    1. The bridge BSN degree did not teach ANY new bedside nursing / clinical skills whatsoever. It was all theory, research, and public health, and just writing, writing, writing a metric shite tonne of papers. All of the bedside skills they needed had been well-taught by the diploma program.
    2. All of those diploma RNs attended BSN school while working full-time, and their employers paid all or majority of the cost for the BSN bridge degree, regardless of how outrageously expensive some of those programs were at private colleges.
    3. All said that compared to the stressfullness and the relentless strain of maintaining a passing grade in our diploma RN school (that had a curriculum that veered all over the road and ran clinicals as almost a totally separate set of rotations that were not synced with the lectures), the BSN bridge programs were monotonous and tedious but easy-peasy.

    I didn't finish the program I was enrolled in, because I decided that nursing is not a good fit for me. But all of my diploma school cohort who did finish passed NCLEX-RN and found jobs, albeit some of them moved out he western PA to do so. I think the majority of those just wanted to leave the stodgy Rust Belt anyhow and RN offered a very portable ticket out. In terms of actual. training, the diploma schools were able to give students avenues into clinical experiences that the community colleges could not, just because the hospitals can and do offer more weighty clinical experiences to their own students just because a) It's part of the marketing strategy to overcome the diploma stigma vs. college ADN, and b) They own the facilities so they can do as they please when they please and do not have to beg and plead for clinical sites the way the community colleges do. The only clinical deficit that I experienced at my diploma RN school was they had no actual children at that hospital for pediatrics, so all of that except mother/baby consisted of sim lab work and practice on mannequins. The reason for that was that the other local hospital that they had formerly partnered with for pediatrics changed their policy to "We don't hire any new-grad diploma RNs anymore, so therefore, our facilities will no longer be available for diploma schools to use for their clinicals.
  6. by   Jenbripsu

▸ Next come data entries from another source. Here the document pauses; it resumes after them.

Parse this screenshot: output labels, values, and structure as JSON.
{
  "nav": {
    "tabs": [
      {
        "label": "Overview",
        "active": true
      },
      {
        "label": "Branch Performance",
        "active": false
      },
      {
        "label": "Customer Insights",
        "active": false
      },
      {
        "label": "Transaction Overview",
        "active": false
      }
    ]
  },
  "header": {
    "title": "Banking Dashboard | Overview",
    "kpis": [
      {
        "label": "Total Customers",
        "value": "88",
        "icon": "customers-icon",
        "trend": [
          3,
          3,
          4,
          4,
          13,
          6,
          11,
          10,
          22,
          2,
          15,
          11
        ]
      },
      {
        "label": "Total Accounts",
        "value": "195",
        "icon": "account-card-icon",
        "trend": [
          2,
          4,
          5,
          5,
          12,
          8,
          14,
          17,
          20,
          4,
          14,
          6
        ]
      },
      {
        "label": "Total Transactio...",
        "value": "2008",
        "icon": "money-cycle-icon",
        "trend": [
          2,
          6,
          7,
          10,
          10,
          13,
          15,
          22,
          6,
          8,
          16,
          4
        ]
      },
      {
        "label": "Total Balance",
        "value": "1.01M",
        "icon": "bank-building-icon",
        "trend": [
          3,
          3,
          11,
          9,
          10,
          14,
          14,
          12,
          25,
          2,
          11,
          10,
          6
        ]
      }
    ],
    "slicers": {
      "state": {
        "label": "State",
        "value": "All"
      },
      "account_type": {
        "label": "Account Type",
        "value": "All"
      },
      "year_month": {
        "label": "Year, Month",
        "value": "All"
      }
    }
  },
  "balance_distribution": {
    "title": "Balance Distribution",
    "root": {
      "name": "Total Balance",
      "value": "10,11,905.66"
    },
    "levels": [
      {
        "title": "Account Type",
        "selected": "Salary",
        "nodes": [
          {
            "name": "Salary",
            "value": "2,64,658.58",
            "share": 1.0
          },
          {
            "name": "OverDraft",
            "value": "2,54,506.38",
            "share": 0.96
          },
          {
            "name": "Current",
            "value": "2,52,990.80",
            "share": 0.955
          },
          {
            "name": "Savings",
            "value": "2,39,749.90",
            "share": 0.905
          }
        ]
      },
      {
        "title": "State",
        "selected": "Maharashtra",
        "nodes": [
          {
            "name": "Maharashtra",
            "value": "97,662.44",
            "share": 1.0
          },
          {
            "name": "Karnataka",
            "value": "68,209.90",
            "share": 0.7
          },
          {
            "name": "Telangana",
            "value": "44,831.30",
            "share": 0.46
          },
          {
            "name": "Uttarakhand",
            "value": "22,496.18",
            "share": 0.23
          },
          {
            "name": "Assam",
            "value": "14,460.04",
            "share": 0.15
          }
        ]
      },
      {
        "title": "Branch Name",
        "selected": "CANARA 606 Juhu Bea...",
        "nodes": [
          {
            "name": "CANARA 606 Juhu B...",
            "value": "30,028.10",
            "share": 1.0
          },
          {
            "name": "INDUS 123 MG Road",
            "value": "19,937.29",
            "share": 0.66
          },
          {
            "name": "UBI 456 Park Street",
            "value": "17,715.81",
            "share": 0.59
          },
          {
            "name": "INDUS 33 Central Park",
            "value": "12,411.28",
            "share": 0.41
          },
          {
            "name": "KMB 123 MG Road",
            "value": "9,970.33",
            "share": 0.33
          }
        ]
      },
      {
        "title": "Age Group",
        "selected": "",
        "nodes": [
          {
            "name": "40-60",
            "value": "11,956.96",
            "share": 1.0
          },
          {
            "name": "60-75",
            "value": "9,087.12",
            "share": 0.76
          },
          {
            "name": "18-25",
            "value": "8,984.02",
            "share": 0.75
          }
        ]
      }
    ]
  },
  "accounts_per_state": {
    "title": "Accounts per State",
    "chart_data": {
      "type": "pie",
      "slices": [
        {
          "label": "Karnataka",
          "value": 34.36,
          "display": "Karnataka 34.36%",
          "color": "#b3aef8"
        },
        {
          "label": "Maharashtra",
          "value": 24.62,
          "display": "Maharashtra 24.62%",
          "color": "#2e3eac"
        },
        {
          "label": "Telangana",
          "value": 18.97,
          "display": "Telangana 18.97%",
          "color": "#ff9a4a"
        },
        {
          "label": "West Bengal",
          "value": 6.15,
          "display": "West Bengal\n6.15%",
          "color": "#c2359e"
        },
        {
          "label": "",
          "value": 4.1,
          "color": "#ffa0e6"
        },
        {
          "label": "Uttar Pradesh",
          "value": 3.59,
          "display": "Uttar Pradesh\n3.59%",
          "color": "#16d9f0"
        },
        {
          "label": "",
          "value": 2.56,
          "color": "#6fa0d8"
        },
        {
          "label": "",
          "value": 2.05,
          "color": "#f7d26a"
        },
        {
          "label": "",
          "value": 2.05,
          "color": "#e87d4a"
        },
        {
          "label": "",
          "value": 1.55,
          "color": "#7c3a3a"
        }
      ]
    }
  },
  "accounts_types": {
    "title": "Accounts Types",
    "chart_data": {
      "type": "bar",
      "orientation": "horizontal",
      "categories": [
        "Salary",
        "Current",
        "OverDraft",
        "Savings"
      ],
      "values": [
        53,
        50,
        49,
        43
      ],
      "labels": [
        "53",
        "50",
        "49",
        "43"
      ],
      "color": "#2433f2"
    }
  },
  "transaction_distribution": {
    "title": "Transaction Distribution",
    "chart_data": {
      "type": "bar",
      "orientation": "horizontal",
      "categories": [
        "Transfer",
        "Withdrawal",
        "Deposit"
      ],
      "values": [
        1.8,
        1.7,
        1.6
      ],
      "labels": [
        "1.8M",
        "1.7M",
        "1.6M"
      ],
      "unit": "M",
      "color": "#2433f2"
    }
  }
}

    I am going to a diploma program starting in Jan '18. I also have a Bachelors Degree...two in fact. For that reason, I didn't feel like I needed another 'degree'. I will complete the RN to BSN transition at some point because I know I will want to advance in my career. However, I will say that in my area, diploma nursing programs are plentiful and the hospital system it is affiliated with is huge - so diploma grads get hired here. So I am not worried about finding a job out of school. You would have to look into the requirements in your area.
    The other consideration for me is that the diploma programs I looked at, and the one I selected specifically, have about 25% more clinical hours than the ADN programs and even some BSN programs.
    For me, nursing will be a second (third?) career. So I didn't want to waste time. I'll still get my BSN, just a different route.
  7. by   soon2beNP
    jenbripsu that's what I'm thinking as well...hopefully when it's time for my RN to BSN...i can do that online and maybe my employer can help me lol

close